And I’ve seen enough former ESPNers get cast out and have their careers founder to know why the four-letter continues to operate like it’s still 1994. But you can’t run a joint like this when you’re paying a billion dollars a year for the NFL and you’re charging cable companies a carriage fee that TRIPLES the second biggest carriage fee.

The only reason I have cable right now is because of Sunday Ticket and ESPN. ESPN has a lot of games, but they add NOTHING of value to them because they don’t want to, and they don’t feel like they have to. That’s how you end up with the editorial side of the company gutted by layoffs, an MNF broadcast that changes announcers every five minutes, and a wall of off-game programming that’s barely distinguishable from one half-hour block to the next. When you’re an upstart cable network, you can cut corners everywhere and have it be part of your mythical origin story. You can also get away with if you’re an NFL team profiting off its own bullshit underdog status.

But when you’re a billion-dollar subsidiary of Disney run by a reactionary dickhead? Well now, eventually the bill is gonna come due. I hope Pitaro’s next job is selling self-help books at a little card table stationed outside a Tony Robbins speaking engagement.

Email of the week!

Claire:

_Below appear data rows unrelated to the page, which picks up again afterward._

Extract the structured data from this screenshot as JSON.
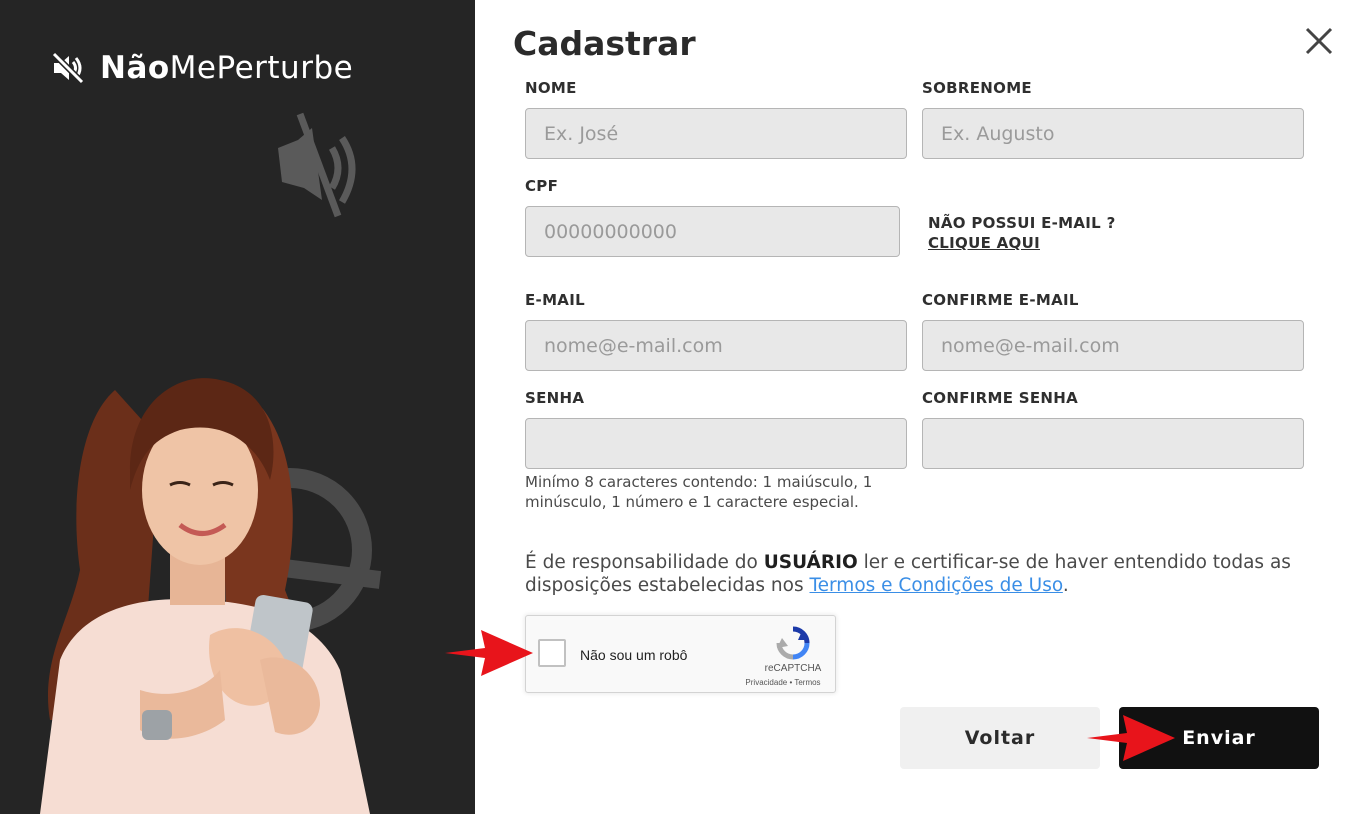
{
  "brand": {
    "bold": "Não",
    "rest": "MePerturbe"
  },
  "form": {
    "title": "Cadastrar",
    "fields": {
      "nome": {
        "label": "NOME",
        "placeholder": "Ex. José"
      },
      "sobrenome": {
        "label": "SOBRENOME",
        "placeholder": "Ex. Augusto"
      },
      "cpf": {
        "label": "CPF",
        "placeholder": "00000000000"
      },
      "email": {
        "label": "E-MAIL",
        "placeholder": "nome@e-mail.com"
      },
      "confirm_email": {
        "label": "CONFIRME E-MAIL",
        "placeholder": "nome@e-mail.com"
      },
      "senha": {
        "label": "SENHA",
        "placeholder": ""
      },
      "confirm_senha": {
        "label": "CONFIRME SENHA",
        "placeholder": ""
      }
    },
    "no_email": {
      "question": "NÃO POSSUI E-MAIL ?",
      "link": "CLIQUE AQUI"
    },
    "password_hint": "Minímo 8 caracteres contendo: 1 maiúsculo, 1 minúsculo, 1 número e 1 caractere especial.",
    "terms": {
      "prefix": "É de responsabilidade do ",
      "strong": "USUÁRIO",
      "middle": " ler e certificar-se de haver entendido todas as disposições estabelecidas nos ",
      "link": "Termos e Condições de Uso",
      "suffix": "."
    },
    "captcha": {
      "label": "Não sou um robô",
      "brand": "reCAPTCHA",
      "links": "Privacidade • Termos"
    },
    "buttons": {
      "back": "Voltar",
      "send": "Enviar"
    }
  },
  "colors": {
    "left_panel": "#252525",
    "input_bg": "#e8e8e8",
    "link": "#3a8ee6",
    "send_bg": "#111111",
    "arrow": "#e8141b"
  }
}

My husband and I are expecting our first child in May. It’s a boy. We’d both agreed not to give him the same name as any of our relatives, friends, co-workers, etc. We also said that we could each veto names we did not care for. We were considering a handful of names but then my husband was suddenly struck by inspiration. He wants to name our son Duncan. Apart from me having a high school coach I didn’t particularly care for with that name, I wouldn’t have strong objections.

However, my husband is a Dunkin Donuts superfan. We don’t have many where we live. He will drive miles out of his way, will sit in the sometimes endless drive-thru line and has to backtrack in his commute to get their coffee and donuts. He has Dunkin Donuts t-shirts, drinkware, sunglasses, beach towels, Christmas ornaments and other trinkets. His family often sends him DD gift cards for Christmas and birthdays, so I know they are all aware of his predilection.

At first I thought he was joking but it soon became clear that he’s serious. I told him I don’t want our baby named after a brand. He said it’s not like Sony Michel where the spelling is the same. He said no one would make the connection but I pointed out that his entire family would. He doesn’t think that would be a big deal. But I do! It would be one thing if a name he liked just so happened to be the same as a brand but I know he wants to do it in honor of the coffee he drinks. We are currently at a standstill as he doesn’t like any of my suggestions as much as his idea. What should I do?

Agree to his terms. And then, when he’s not looking, fill out the name TIM HORTON on the birth certificate. MWAHAHAHAHAHAHAHA SUCK ON THAT, DONUT BOY!